**TASK INSTRUCTIONS**
For each record below, output its text exactly and skip any picture.

[Stored dataset items]
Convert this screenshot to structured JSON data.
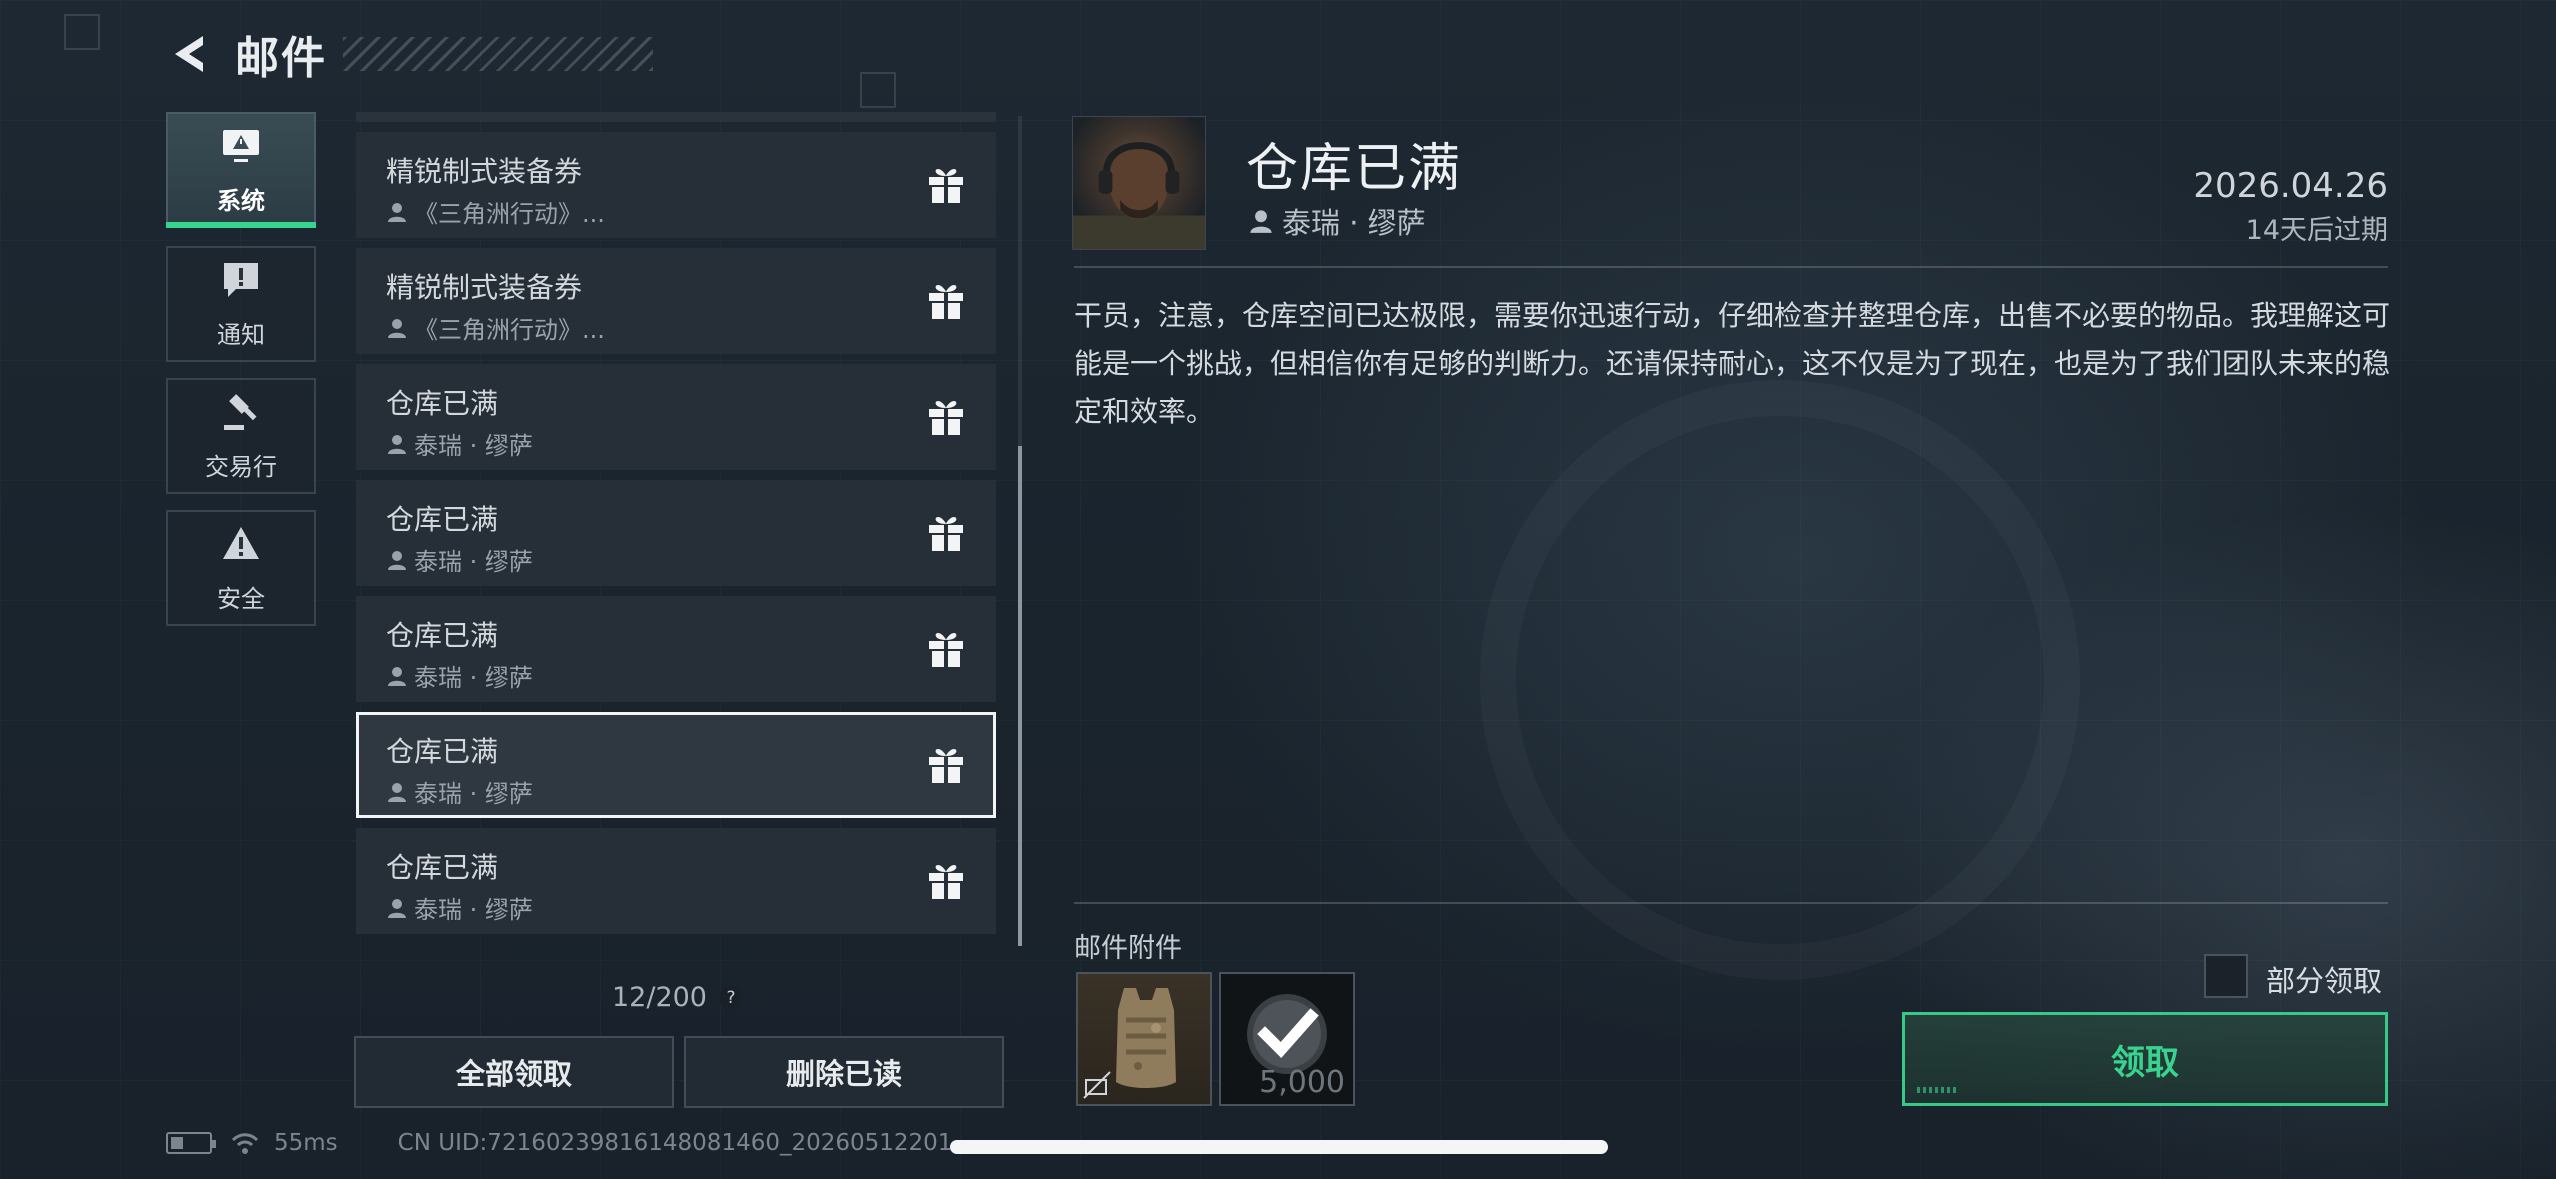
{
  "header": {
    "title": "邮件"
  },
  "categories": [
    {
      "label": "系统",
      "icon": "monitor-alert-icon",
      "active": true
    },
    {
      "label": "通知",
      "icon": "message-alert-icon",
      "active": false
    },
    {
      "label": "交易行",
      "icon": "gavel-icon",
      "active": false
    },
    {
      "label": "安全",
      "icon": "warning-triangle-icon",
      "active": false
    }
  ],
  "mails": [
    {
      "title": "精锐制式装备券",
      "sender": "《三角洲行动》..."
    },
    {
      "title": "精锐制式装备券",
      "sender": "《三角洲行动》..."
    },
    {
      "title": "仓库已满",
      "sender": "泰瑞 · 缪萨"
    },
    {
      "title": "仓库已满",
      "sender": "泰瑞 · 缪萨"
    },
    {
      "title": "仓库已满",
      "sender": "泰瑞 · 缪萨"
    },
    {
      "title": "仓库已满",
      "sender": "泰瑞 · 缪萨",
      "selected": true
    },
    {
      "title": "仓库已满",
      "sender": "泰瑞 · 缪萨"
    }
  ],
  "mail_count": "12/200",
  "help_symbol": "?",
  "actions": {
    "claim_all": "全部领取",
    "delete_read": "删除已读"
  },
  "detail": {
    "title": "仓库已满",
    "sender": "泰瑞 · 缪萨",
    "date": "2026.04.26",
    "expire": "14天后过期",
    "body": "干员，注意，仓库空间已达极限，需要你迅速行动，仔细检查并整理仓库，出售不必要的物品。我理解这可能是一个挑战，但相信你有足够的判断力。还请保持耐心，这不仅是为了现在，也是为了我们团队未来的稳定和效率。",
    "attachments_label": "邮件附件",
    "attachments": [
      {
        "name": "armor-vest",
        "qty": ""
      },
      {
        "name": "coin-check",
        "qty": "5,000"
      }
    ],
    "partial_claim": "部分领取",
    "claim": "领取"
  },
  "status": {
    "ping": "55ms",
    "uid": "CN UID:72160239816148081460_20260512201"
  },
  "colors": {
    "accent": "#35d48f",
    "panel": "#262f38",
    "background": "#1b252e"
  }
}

**YOUR RESPONSE**
Convert this screenshot to structured JSON data.
{
  "header": {
    "title": "邮件"
  },
  "categories": [
    {
      "label": "系统",
      "icon": "monitor-alert-icon",
      "active": true
    },
    {
      "label": "通知",
      "icon": "message-alert-icon",
      "active": false
    },
    {
      "label": "交易行",
      "icon": "gavel-icon",
      "active": false
    },
    {
      "label": "安全",
      "icon": "warning-triangle-icon",
      "active": false
    }
  ],
  "mails": [
    {
      "title": "精锐制式装备券",
      "sender": "《三角洲行动》..."
    },
    {
      "title": "精锐制式装备券",
      "sender": "《三角洲行动》..."
    },
    {
      "title": "仓库已满",
      "sender": "泰瑞 · 缪萨"
    },
    {
      "title": "仓库已满",
      "sender": "泰瑞 · 缪萨"
    },
    {
      "title": "仓库已满",
      "sender": "泰瑞 · 缪萨"
    },
    {
      "title": "仓库已满",
      "sender": "泰瑞 · 缪萨",
      "selected": true
    },
    {
      "title": "仓库已满",
      "sender": "泰瑞 · 缪萨"
    }
  ],
  "mail_count": "12/200",
  "help_symbol": "?",
  "actions": {
    "claim_all": "全部领取",
    "delete_read": "删除已读"
  },
  "detail": {
    "title": "仓库已满",
    "sender": "泰瑞 · 缪萨",
    "date": "2026.04.26",
    "expire": "14天后过期",
    "body": "干员，注意，仓库空间已达极限，需要你迅速行动，仔细检查并整理仓库，出售不必要的物品。我理解这可能是一个挑战，但相信你有足够的判断力。还请保持耐心，这不仅是为了现在，也是为了我们团队未来的稳定和效率。",
    "attachments_label": "邮件附件",
    "attachments": [
      {
        "name": "armor-vest",
        "qty": ""
      },
      {
        "name": "coin-check",
        "qty": "5,000"
      }
    ],
    "partial_claim": "部分领取",
    "claim": "领取"
  },
  "status": {
    "ping": "55ms",
    "uid": "CN UID:72160239816148081460_20260512201"
  },
  "colors": {
    "accent": "#35d48f",
    "panel": "#262f38",
    "background": "#1b252e"
  }
}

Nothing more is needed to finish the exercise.